■ Records to process
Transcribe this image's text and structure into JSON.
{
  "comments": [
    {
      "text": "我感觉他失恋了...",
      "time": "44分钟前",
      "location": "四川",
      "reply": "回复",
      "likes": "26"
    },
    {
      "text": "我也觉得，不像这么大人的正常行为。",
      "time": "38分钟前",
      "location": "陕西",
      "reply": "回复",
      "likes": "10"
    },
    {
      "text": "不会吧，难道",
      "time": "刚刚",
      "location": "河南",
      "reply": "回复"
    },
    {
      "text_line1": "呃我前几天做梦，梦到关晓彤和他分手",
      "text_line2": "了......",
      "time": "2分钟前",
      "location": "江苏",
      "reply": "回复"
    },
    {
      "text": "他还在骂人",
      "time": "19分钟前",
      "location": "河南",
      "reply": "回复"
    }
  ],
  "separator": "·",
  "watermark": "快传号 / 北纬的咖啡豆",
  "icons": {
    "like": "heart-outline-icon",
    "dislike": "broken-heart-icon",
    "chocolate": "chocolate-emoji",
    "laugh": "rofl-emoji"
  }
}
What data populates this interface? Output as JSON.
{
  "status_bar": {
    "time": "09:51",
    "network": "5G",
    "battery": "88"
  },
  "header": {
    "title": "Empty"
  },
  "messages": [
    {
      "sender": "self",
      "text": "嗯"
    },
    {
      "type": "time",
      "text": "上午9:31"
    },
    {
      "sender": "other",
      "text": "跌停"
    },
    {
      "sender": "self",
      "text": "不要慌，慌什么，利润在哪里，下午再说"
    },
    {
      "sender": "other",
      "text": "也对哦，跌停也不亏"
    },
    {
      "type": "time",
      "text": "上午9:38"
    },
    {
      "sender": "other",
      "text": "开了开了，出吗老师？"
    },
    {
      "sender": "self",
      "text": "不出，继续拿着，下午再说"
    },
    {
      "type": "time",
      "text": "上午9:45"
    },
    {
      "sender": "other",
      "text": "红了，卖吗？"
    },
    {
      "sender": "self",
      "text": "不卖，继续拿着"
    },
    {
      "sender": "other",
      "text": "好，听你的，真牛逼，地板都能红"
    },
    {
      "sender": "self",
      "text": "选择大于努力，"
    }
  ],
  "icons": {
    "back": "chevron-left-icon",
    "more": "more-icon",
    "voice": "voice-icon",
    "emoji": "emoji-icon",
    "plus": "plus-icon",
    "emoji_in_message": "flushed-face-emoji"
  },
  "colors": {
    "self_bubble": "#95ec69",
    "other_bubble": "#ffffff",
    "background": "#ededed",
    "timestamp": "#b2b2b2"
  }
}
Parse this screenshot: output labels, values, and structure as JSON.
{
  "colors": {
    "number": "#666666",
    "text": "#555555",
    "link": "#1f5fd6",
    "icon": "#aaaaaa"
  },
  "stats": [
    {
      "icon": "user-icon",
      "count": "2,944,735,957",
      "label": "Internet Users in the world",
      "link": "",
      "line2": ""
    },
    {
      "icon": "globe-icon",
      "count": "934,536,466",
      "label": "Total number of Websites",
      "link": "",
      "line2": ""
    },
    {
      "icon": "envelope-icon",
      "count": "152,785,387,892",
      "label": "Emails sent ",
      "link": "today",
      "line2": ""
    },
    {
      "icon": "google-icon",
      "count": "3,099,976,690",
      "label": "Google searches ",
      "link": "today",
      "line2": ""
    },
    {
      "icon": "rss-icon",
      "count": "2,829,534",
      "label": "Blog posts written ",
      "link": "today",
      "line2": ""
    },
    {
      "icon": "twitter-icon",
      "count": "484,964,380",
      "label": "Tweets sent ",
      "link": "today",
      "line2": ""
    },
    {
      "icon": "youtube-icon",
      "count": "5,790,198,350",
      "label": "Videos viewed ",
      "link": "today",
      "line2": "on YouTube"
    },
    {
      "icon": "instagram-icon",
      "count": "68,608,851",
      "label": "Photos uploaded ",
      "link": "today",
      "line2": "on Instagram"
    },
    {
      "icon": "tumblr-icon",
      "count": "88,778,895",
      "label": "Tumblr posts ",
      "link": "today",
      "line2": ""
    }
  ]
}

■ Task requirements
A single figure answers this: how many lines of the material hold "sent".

■ Solution for this problem
2